How is your ‘webside’ manner?
Many caregivers are accustomed to our own versions of exceptional bedside manner. A handshake, a friendly introduction upon entry, asking about a hobby – all are great ways to build rapport with a patient.
These skills come naturally to some of us. For others, it can take years of direct patient contact to perfect.
Because of the response to COVID-19 and stay-at-home orders, telehealth is an integral part of everyday practice for clinicians. The transition from bedside to “webside” manner may not be as seamless as anticipated. Making a good first impression with webside manner sets the tone for future visits with new and repeat patients.
Preparing for virtual encounter

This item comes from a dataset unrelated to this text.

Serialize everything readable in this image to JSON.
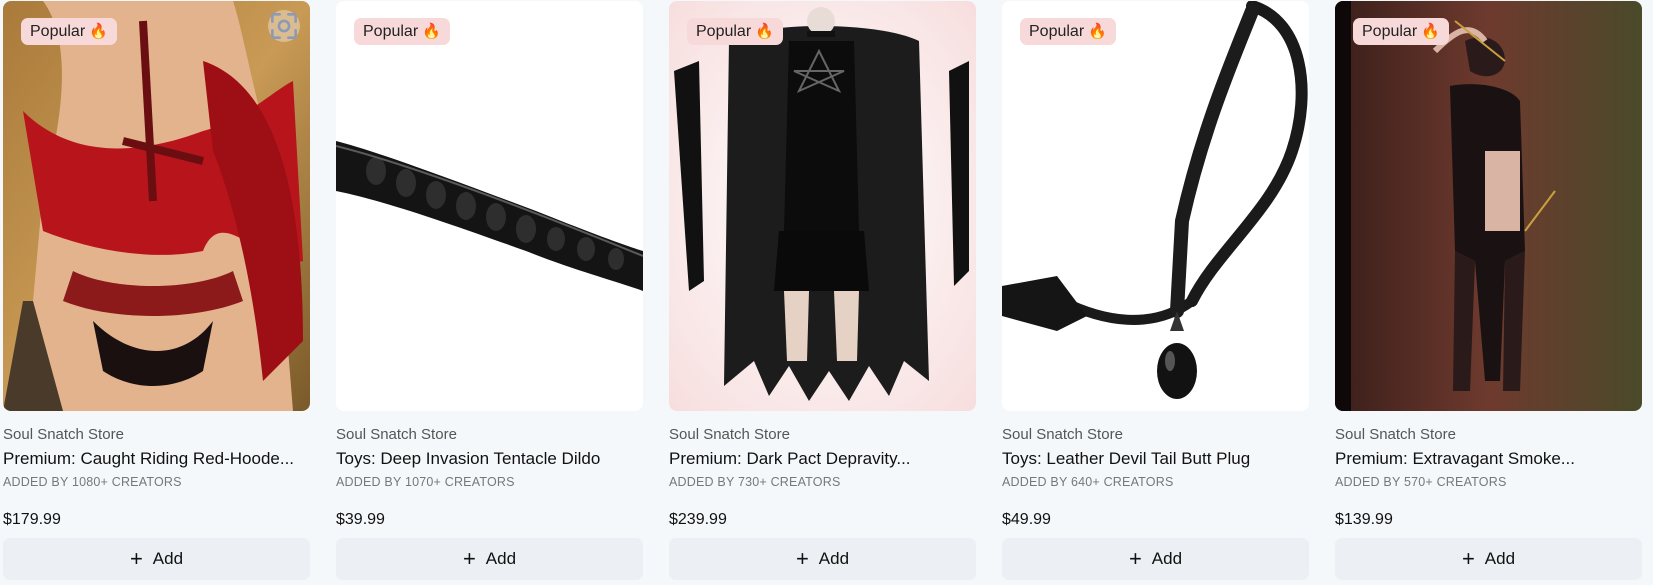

Following best practices during the encounter can help foster trusting and lasting patient-clinician rapport. There are several preparation steps to take prior to a patient virtual encounter to help ensure a proper introduction.
- Select attire that won’t distract. Gentle, neutral colors preferred.
- Review patient history. It’s important to do this in a private, secure area that maintains Health Insurance Portability and Accountability Act (HIPAA)
- Choose a location with good lighting without distractions.
- Check that all equipment that will be used is working well.
During virtual encounter
After logging into the call on time, make sure both parties have a solid connection. Ask if the patient can see and hear you. Refamiliarize yourself to the patient or introduce yourself and any colleagues along with your current location. An example: “Good morning. I am Dr. Pasquariello and I am joined by a pharmacy student, Jake, who will be observing today. We are currently at your West Lake clinic.”
Explain that you may be taking notes during the call and may consult with your colleague during the visit. It’s important to periodically ask the patient if they have questions, especially after explaining something. Lastly, review any education, prescription information, or follow-up appointment guidance covered during the discussion prior to logging off the call.
Many of us are accustomed to looking at the main image on our screen when looking up treatments or charting in the electronic health record (EHR). In telehealth, please try to look directly at the camera to maintain direct eye contact. Try your best to speak clearly, maintain upright posture and make time for listening. Be sure to smile!
Like many patients, I had my first telehealth visit recently. I actually found that my clinician spent more time with me than when we meet in person.
As telemedicine grows, video training will continue to become further integrated within medical education curriculums. Allscripts offers telehealth and has additional resources available to help you strengthen the bonds with your patients.